By keeping a close eye on these metrics, you can make data-driven decisions that will ultimately help you reduce shrinkage and increase profitability. As a bar owner, being a mathematician is just as important as being a good bartender. So, make sure to prioritize monitoring and analyzing your bar's inventory and financial data to achieve long-term success.
Inventory Management and Its Role in Profit Margins
Effective inventory management plays a critical role in the success of a bar, especially in terms of profit margins. Proper inventory management involves accurately tracking and recording the quantity and cost of each product, such as liquor, beer, wine, and other ingredients, to ensure that your bar has the right amount of inventory on hand at all times.
Bars with inventory metrics can help you maintain the optimal inventory level to avoid overstocking or understocking. This means having the right amount of product to meet demand without letting it sit for too long, which can result in spoilage and waste. Investing in tools like bar inventory software can help with careful inventory
management by streamlining the process of tracking inventory, reducing human error, and providing real-time data on inventory levels.
Using a keg for inventory purposes is another way to track the quantity and usage of beer. You can easily measure how much beer is being poured from each keg to ensure that it's being used efficiently and accurately accounted for.

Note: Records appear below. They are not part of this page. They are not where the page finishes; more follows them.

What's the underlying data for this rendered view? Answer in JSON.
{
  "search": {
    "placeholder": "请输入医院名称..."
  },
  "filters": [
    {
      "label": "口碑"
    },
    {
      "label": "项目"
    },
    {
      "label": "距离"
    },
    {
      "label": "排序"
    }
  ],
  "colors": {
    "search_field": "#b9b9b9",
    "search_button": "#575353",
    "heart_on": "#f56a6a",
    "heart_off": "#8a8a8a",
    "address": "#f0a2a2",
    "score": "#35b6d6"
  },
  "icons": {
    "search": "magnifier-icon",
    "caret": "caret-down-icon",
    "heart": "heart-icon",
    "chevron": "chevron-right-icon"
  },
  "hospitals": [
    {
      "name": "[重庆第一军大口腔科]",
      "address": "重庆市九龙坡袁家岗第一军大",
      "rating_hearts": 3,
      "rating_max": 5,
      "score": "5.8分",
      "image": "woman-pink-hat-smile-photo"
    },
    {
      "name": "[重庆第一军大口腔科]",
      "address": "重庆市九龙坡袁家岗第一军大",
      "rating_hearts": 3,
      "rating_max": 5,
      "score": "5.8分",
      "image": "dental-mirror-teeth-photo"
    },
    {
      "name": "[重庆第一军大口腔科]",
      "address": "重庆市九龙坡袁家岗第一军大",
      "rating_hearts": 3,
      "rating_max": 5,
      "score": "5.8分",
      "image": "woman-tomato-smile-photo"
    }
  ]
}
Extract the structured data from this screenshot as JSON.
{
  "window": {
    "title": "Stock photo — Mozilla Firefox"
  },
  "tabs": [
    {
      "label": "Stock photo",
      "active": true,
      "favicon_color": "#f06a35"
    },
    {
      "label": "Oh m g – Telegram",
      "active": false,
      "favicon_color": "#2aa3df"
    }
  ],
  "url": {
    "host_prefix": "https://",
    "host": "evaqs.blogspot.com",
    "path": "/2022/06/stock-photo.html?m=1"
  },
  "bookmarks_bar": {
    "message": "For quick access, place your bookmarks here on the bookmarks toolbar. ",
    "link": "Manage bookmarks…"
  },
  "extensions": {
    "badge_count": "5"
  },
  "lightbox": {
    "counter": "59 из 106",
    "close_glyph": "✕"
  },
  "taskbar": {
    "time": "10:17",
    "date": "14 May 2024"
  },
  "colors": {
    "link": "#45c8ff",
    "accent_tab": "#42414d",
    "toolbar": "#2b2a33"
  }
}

Bar inventory management is an ongoing process that requires consistent monitoring and adjustment. With proper inventory management practices, bar owners can minimize waste, reduce costs, and ultimately increase profit margins. So, prioritize careful inventory management in your bar to ensure its long-term success.
Standardizing Drink and Food Recipes for Better Profit Margins
Standardizing drink and food recipes is a key strategy for bars and restaurants to maintain consistency and quality in their offerings. With standardized recipes, bartenders can ensure that every drink and cocktail is prepared the same way, leading to consistent customer experiences and increased customer satisfaction. This also helps to manage inventory more effectively, keeping costs under control and reducing waste. By taking the time to standardize recipes, bars can improve their operations, increase profitability, and stand out from the competition.
What Is a Good ROI for a Bar?
A good ROI for a bar can vary, but typically falls within the range of 20-30%. However, the most successful bars can have a profit margin of 35 to 40%. By striving to achieve a higher ROI and profit margin, bar owners can maximize their profitability and ensure the long-term success of their business. Maintaining a healthy ROI requires careful management of costs and inventory, as well as effective pricing strategies and menu engineering to optimize revenue. With a focus on profitability and customer satisfaction, bars can thrive in a competitive market and provide a memorable experience for their patrons.
So, Are Bars Profitable? A Closer Look at Bar Profit Margins.
In conclusion, running a profitable bar requires careful attention to bar profit margins and a willingness to invest time and effort in monitoring and optimizing your operations. However, with the right tools and strategies, it is possible to maximize your profitability and ensure the long-term success of your business. One such tool is WISK, a powerful bar inventory management software that streamlines inventory tracking and provides valuable insights into your bar's performance. By utilizing technology like WISK, bar owners can save time, reduce waste, and improve their bottom line. So, while running a profitable bar may not be easy, it is certainly achievable with the right approach and tools at your disposal.